GR reviewer Kat Kennedy writes for a blog called Cuddlebuggery Book Blog. Back On April 2 of this year, Kat wrote a post that took pot shots at Rebecca Kennedy, author of "The Forever Girl". According to Kat, Rebecca "ever so innocently tweets [a] negative review" on Amazon "which, surprise, surprise, means that Hamilton’s small fanbase heads over to attack the reviewer." Snotty tone? Yep. Ridiculous implication that the author is responsible for her fans actions? Yep.
Kat continues, "On another review, the author and some of her fans try to reach out and try to explain where the reviewer is getting it wrong." However, there's one large problem with this statement: the author never told the reviewer she was "getting it wrong". In fact, Rebecca repeated several times that the review was just fine with her. So this statement is a blatant--and we would argue, deliberate--misrepresentation of the author's actions.
The self-righteous post continues with, "Hamilton later believes that people are purposely downvoting positive reviews and so does the professional, clear-headed response of…requesting people upvote the reviews?" and is followed by some Twitter screencaps. To answer Kat's question:
There is nothing unprofessional about an author
asking her fans to like positive reviews.
We don't know where Kat gets this asinine idea that an author can't ask people who like her reading to share their opinions by writing reviews and liking other reviews that share their opinion. But she's off in some odd only-readers-who-don't-like/know-authors-get-to-have-opinions left field. Again.
Next Kat brings up a review on Fangs for the Fantasy and claims that Rebecca tries to explain to them why they are "getting it wrong". But, oops, Kat forgets to mention that the "getting it wrong" refers to a discussion in the comments regarding use of the word "crazy" that ABSOLUTELY NOTHING TO DO WITH THE REVIEW. And frankly, the way Rebecca got lectured to, we're surprised that she managed to maintain as polite and considerate as she did. Please go read the comments for yourself if you don't believe us.

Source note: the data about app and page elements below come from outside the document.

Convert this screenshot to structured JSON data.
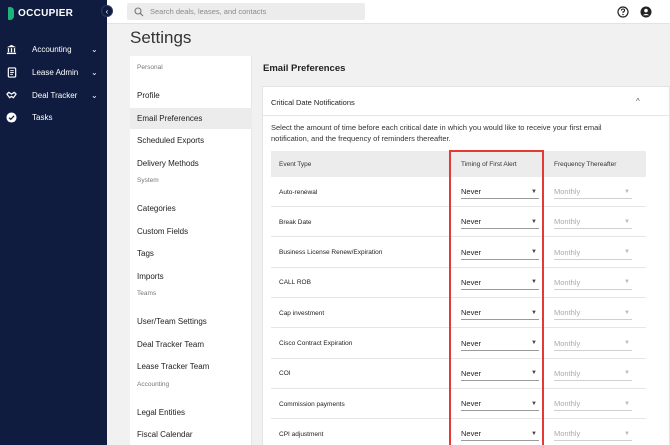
{
  "app": {
    "logo_text": "OCCUPIER",
    "collapse_glyph": "‹"
  },
  "sidebar": {
    "items": [
      {
        "label": "Accounting",
        "icon": "bank-icon",
        "chevron": "⌄"
      },
      {
        "label": "Lease Admin",
        "icon": "document-icon",
        "chevron": "⌄"
      },
      {
        "label": "Deal Tracker",
        "icon": "handshake-icon",
        "chevron": "⌄"
      },
      {
        "label": "Tasks",
        "icon": "check-circle-icon",
        "chevron": ""
      }
    ]
  },
  "topbar": {
    "search_placeholder": "Search deals, leases, and contacts",
    "icons": [
      "help-icon",
      "user-icon"
    ]
  },
  "page": {
    "title": "Settings"
  },
  "settings_menu": {
    "entries": [
      {
        "type": "section",
        "label": "Personal"
      },
      {
        "type": "item",
        "label": "Profile"
      },
      {
        "type": "item",
        "label": "Email Preferences",
        "active": true
      },
      {
        "type": "item",
        "label": "Scheduled Exports"
      },
      {
        "type": "item",
        "label": "Delivery Methods"
      },
      {
        "type": "section",
        "label": "System"
      },
      {
        "type": "item",
        "label": "Categories"
      },
      {
        "type": "item",
        "label": "Custom Fields"
      },
      {
        "type": "item",
        "label": "Tags"
      },
      {
        "type": "item",
        "label": "Imports"
      },
      {
        "type": "section",
        "label": "Teams"
      },
      {
        "type": "item",
        "label": "User/Team Settings"
      },
      {
        "type": "item",
        "label": "Deal Tracker Team"
      },
      {
        "type": "item",
        "label": "Lease Tracker Team"
      },
      {
        "type": "section",
        "label": "Accounting"
      },
      {
        "type": "item",
        "label": "Legal Entities"
      },
      {
        "type": "item",
        "label": "Fiscal Calendar"
      }
    ]
  },
  "email_prefs": {
    "title": "Email Preferences",
    "card_header": "Critical Date Notifications",
    "card_chevron": "^",
    "description": "Select the amount of time before each critical date in which you would like to receive your first email notification, and the frequency of reminders thereafter.",
    "columns": [
      "Event Type",
      "Timing of First Alert",
      "Frequency Thereafter"
    ],
    "caret": "▼",
    "rows": [
      {
        "event": "Auto-renewal",
        "timing": "Never",
        "frequency": "Monthly"
      },
      {
        "event": "Break Date",
        "timing": "Never",
        "frequency": "Monthly"
      },
      {
        "event": "Business License Renew/Expiration",
        "timing": "Never",
        "frequency": "Monthly"
      },
      {
        "event": "CALL ROB",
        "timing": "Never",
        "frequency": "Monthly"
      },
      {
        "event": "Cap investment",
        "timing": "Never",
        "frequency": "Monthly"
      },
      {
        "event": "Cisco Contract Expiration",
        "timing": "Never",
        "frequency": "Monthly"
      },
      {
        "event": "COI",
        "timing": "Never",
        "frequency": "Monthly"
      },
      {
        "event": "Commission payments",
        "timing": "Never",
        "frequency": "Monthly"
      },
      {
        "event": "CPI adjustment",
        "timing": "Never",
        "frequency": "Monthly"
      }
    ]
  },
  "colors": {
    "sidebar_bg": "#0f1c3f",
    "brand_green": "#1fb47a",
    "highlight": "#e53935"
  }
}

Kat says this leads to an argument--which is actually close to a correct characterization form Kat for once--and angry tweets. Note that both parties in the exchange said some heated things, however, and this STILL has nothing to do with the book or book review.
Then Kat writes: "But this is all fine because, as Hamilton explains in her own words below, she wasn’t arguing with the review or reviewer, she was arguing with the person! Never mind that the entire discussion over the term “crazy” began with Hamilton correcting the reviewer over their opinion of her representation of minority groups…"
No, Kat, that Rebecca was NOT arguing over the book review or the opinions expressed in the review, but about the site owner's personal bad reaction to her use of a word in a comment--so her statement is correct. The italicizing simply shows that Kat doesn't understand that distinction. And Rebecca did not correct the commenter's opinion, but rather she clarified how she (Rebecca) meant the word. Big difference and to say otherwise is mischaracterizing the conversation.
Kat's blog post continues, and we'll pick up the dissection of its errors in a subsequent post. But would you want to read book reviews by someone who continually either doesn't read something correctly or reads correctly but misrepresents something? Not sure we would.